Currently, I’m on day 5 of a 15 day blog tour promoting A Shadow in the Past. It started on Sept 28th and will carry on until Oct 12th where my grand finale will be on Author Roast & Toast.
I did a radio interview a few days before my local launch, a TV interview immediately before and will be doing another TV interview for another program in October. In the meantime, I’ll use my blog and website to my advantage and set up signings/readings at area bookstores and libraries.
And then there’s social media which is huge these days. I have an author page on Facebook, am on Twitter and Google+, although I don’t post as often on the latter as I should.
What is the most difficult part about starting a new novel?
For me, it’s saying goodbye to the characters that I’ve come to know and love. I’d love to keep writing books that feature my heroine from A Shadow in the Past but other than the sequel that the framework is already written for, I think I need to give the others a chance. They’re begging me to let them bask in the spotlight so if I don’t want to be tortured by them, I best go along with their demands.
Do you have a favourite writing place?

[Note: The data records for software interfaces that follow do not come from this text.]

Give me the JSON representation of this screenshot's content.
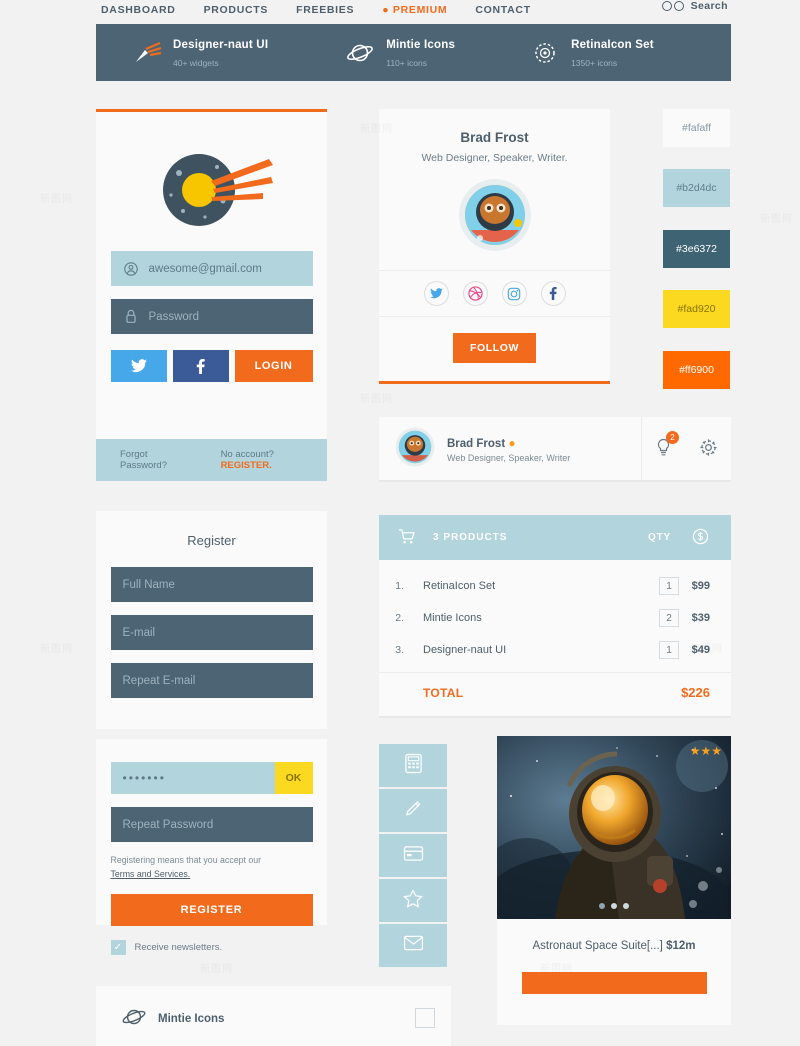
{
  "nav": {
    "links": [
      {
        "label": "DASHBOARD",
        "active": false
      },
      {
        "label": "PRODUCTS",
        "active": false
      },
      {
        "label": "FREEBIES",
        "active": false
      },
      {
        "label": "PREMIUM",
        "active": true
      },
      {
        "label": "CONTACT",
        "active": false
      }
    ],
    "search_label": "Search"
  },
  "hero": {
    "items": [
      {
        "title": "Designer-naut UI",
        "subtitle": "40+ widgets",
        "icon": "comet-icon"
      },
      {
        "title": "Mintie Icons",
        "subtitle": "110+ icons",
        "icon": "planet-icon"
      },
      {
        "title": "RetinaIcon Set",
        "subtitle": "1350+ icons",
        "icon": "globe-icon"
      }
    ]
  },
  "login": {
    "email_value": "awesome@gmail.com",
    "password_placeholder": "Password",
    "twitter_label": "",
    "facebook_label": "",
    "login_label": "LOGIN",
    "forgot_label": "Forgot Password?",
    "no_account_label": "No account?",
    "register_link": "REGISTER."
  },
  "register": {
    "title": "Register",
    "fields": [
      {
        "placeholder": "Full Name"
      },
      {
        "placeholder": "E-mail"
      },
      {
        "placeholder": "Repeat E-mail"
      }
    ]
  },
  "password": {
    "value": "•••••••",
    "ok_label": "OK",
    "repeat_placeholder": "Repeat Password",
    "terms_text": "Registering means that you accept our",
    "terms_link": "Terms and Services.",
    "register_button": "REGISTER",
    "newsletter_label": "Receive newsletters.",
    "checkbox_mark": "✓"
  },
  "bottom_card": {
    "title": "Mintie Icons"
  },
  "profile": {
    "name": "Brad Frost",
    "role": "Web Designer, Speaker, Writer.",
    "socials": [
      "twitter-icon",
      "dribbble-icon",
      "instagram-icon",
      "facebook-icon"
    ],
    "follow_label": "FOLLOW"
  },
  "user_bar": {
    "name": "Brad Frost",
    "status_dot": "●",
    "role": "Web Designer, Speaker, Writer",
    "notification_count": "2",
    "bulb_icon": "lightbulb-icon",
    "gear_icon": "gear-icon"
  },
  "cart": {
    "header_title": "3 PRODUCTS",
    "header_qty": "QTY",
    "columns": [
      "",
      "",
      "QTY",
      ""
    ],
    "rows": [
      {
        "num": "1.",
        "name": "RetinaIcon Set",
        "qty": "1",
        "price": "$99"
      },
      {
        "num": "2.",
        "name": "Mintie Icons",
        "qty": "2",
        "price": "$39"
      },
      {
        "num": "3.",
        "name": "Designer-naut UI",
        "qty": "1",
        "price": "$49"
      }
    ],
    "total_label": "TOTAL",
    "total_value": "$226"
  },
  "tools": [
    {
      "icon": "calculator-icon"
    },
    {
      "icon": "pencil-icon"
    },
    {
      "icon": "credit-card-icon"
    },
    {
      "icon": "star-icon"
    },
    {
      "icon": "envelope-icon"
    }
  ],
  "product": {
    "title": "Astronaut Space Suite[...]",
    "price": "$12m",
    "stars": "★★★",
    "dots": 3,
    "active_dot": 0
  },
  "swatches": [
    {
      "label": "#fafaff",
      "bg": "#fafafa",
      "fg": "#8a99a3"
    },
    {
      "label": "#b2d4dc",
      "bg": "#b2d4dc",
      "fg": "#5f7f8b"
    },
    {
      "label": "#3e6372",
      "bg": "#3e6372",
      "fg": "#ffffff"
    },
    {
      "label": "#fad920",
      "bg": "#fad920",
      "fg": "#8a7400"
    },
    {
      "label": "#ff6900",
      "bg": "#ff6900",
      "fg": "#ffffff"
    }
  ],
  "watermark": "新图网"
}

As long as I can find a comfortable place to sit with my laptop, I’m happy. My only demand is that it has to be totally quiet. No TV, no radio, no music of any kind, and don’t even think of talking to me. My train of thought can get derailed so easily that I need the quiet.
Do you find time for hobbies?
Not as much as I used to have but it’s not been my writing that’s kept me from doing them. I love to travel but looking after ill and elderly relatives put those plans on hold. My trip to Kansas was the first long trip I’d taken in years.
We have a beautiful waterfront here in town (and if you stand on the pavement in front of my house and turn to your right, you can see the river so I can brag I have a river view) so walking the paths along it, usually with my camera.
I’m also interested in genealogy which was quite useful when it came to developing family trees for my characters.
What are your current writing plans?
Working on the sequel for A Shadow in the Past will become a priority in January, but between now and then I want to get my name and my current novel out there as much as possible.
Any tips for new writers?
Read, read, and read some more. Join a writing group and get a good critique partner. And on that note, be prepared to accept their suggestions. Attend workshops. And I know this is easier said than done but don’t take a rejection too hard.
Many thanks for those great answers, Melanie.
You can find out more about Melanie on her Author Website; Blog; Facebook; Twitter @RobertsoKing
Melanie is a member of Romance Writers of America and their Ottawa Chapter.
She lives in Brockville, Ontario, Canada along the shore of the majestic St. Lawrence River with her husband, son and oldest grandson.